Thursday, January 24, 2013

April Farmer Fred Award: The Value of An Egg

We seem to be on a bit of a history theme, but this post leaps to the Matriarch's family. Grandma Esther was a whiz at making something from nothing. A doll from yarn or rags, a game from a button, add a string and she had a toy. She did everything with a fancy flair. She cared about every opinion.
The April Farmer Fred Award is presented to:
"The Value of an Egg" 
 Grandma married a handsome farmer and was very happy about her good fortune. Her brothers were not pleased to have her marry and leave their home. Their mother had died when she was ten and Grandma was well practiced as a homemaker long before she set up her own home. 
Click on Remember to get a glimpse into her girlhood.
Grandma worked hard and was proud of it. She was working on a better life for her family.
She raised chickens, and carefully squirreled away the money she earned selling eggs.
What is the value of an egg? Cheap and precious, eggs were sold for pennies, but provided nutrition that was an essential part of the GriggsDakota diet. Pregnant mothers were given extra egg yolks as a nutritional boost to their unborn baby. Hard boiled egg yolks were one of the first solid foods given to a young child. Whole boiled eggs were chopped finely and sprinkled onto a piece of old newspaper as the first food of hatching chicks.
Grandma saved money from selling eggs and invested it in beauty.
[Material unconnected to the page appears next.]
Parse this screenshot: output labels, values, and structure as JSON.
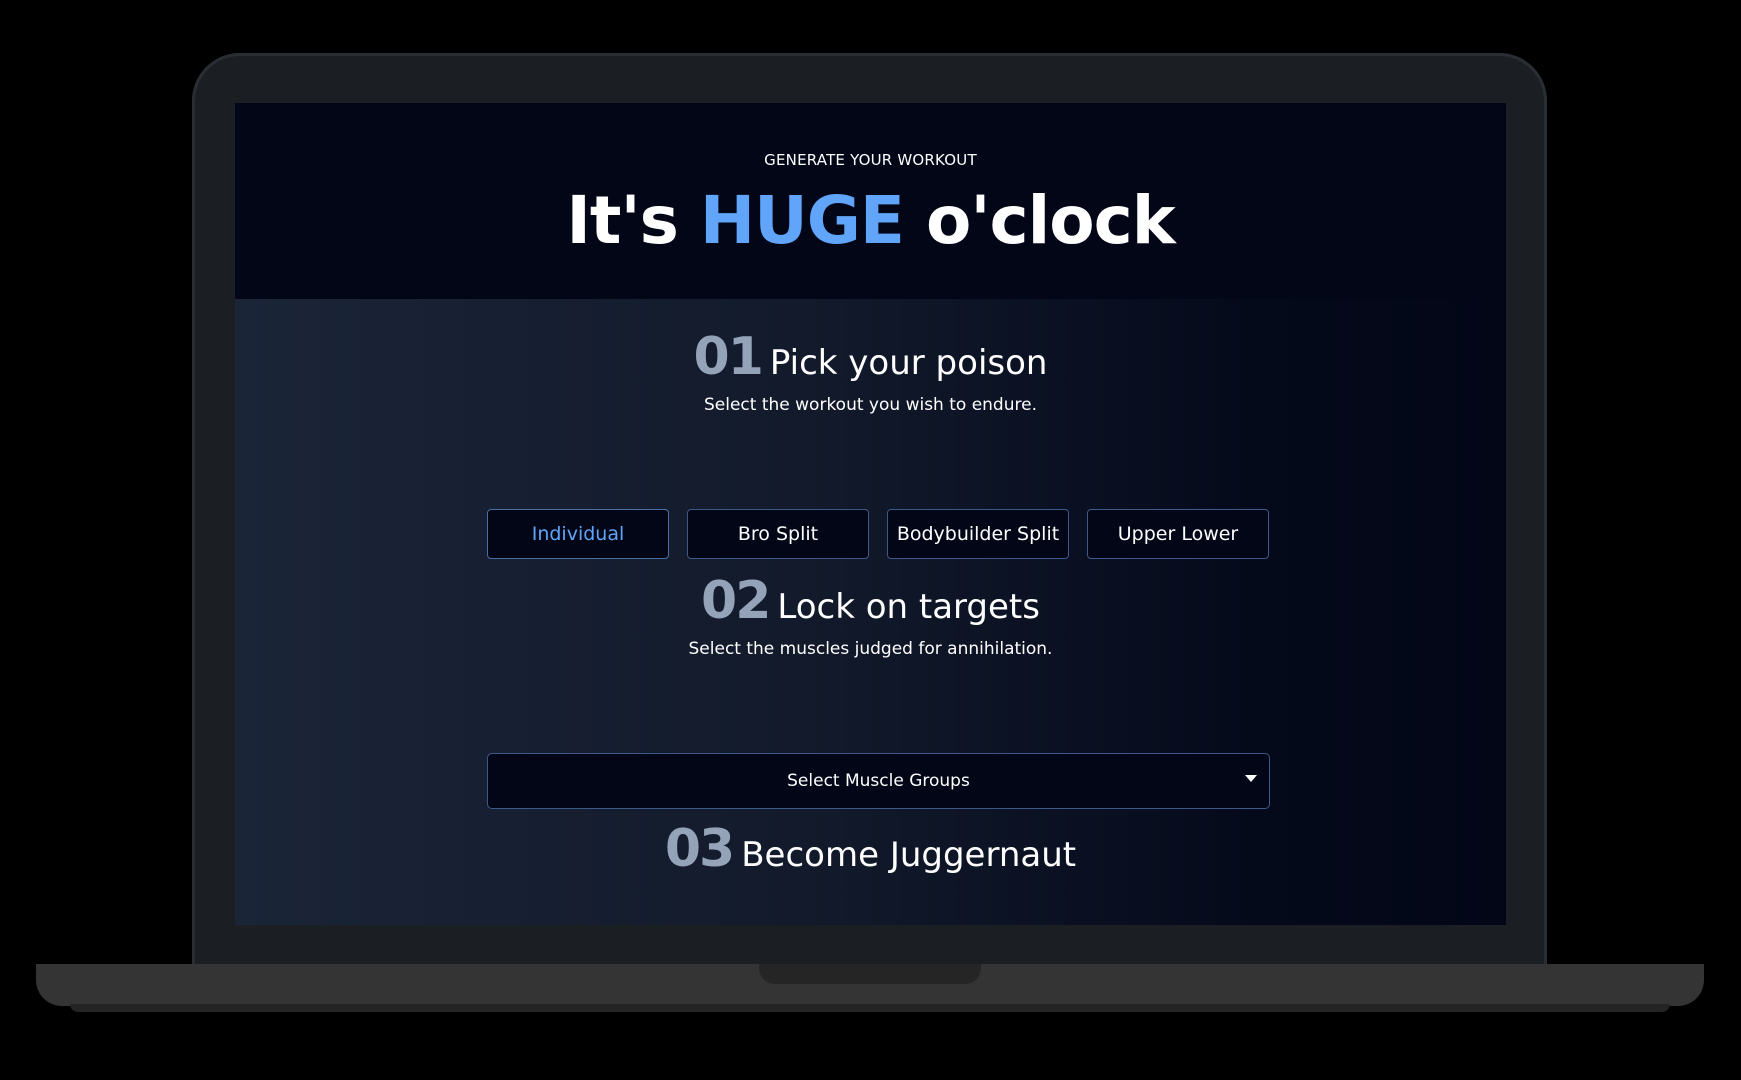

Fostoria glassware was purchased and prized. 
She bought it at Ringstad's store. The store owner, Thor, called it "itched glass." 
After their family was grown and their hard work was paying off, Grandpa and Grandma built a new house. Modest by today's standards, it was Grandma's castle.
To her family, the sparkling beauty of the etched Fostoria was the sign of a special occasion.
She entertained us in that house and served her family for as long as she was able.
I think about those dishes and her love of beauty nearly every time that I boil an egg.
We watched her once strong body turn frail as she became a great great grandmother.
I saw the sun setting,
 but she saw the moon rising.
She moved to the nursing home, where she befriended young staff members. She listened to their stories and doled out advice on the subjects she knew best: home and family. She gave them small gifts and offered the egg yolks from her breakfast plate to anyone who was noticeably pregnant. Those women will never forget her.
And somewhere Grandma Esther is smiling.

1 comment:

  1. I hope your Grandma Esther is in Heaven. She seems like she was a wonderful lady.Marc.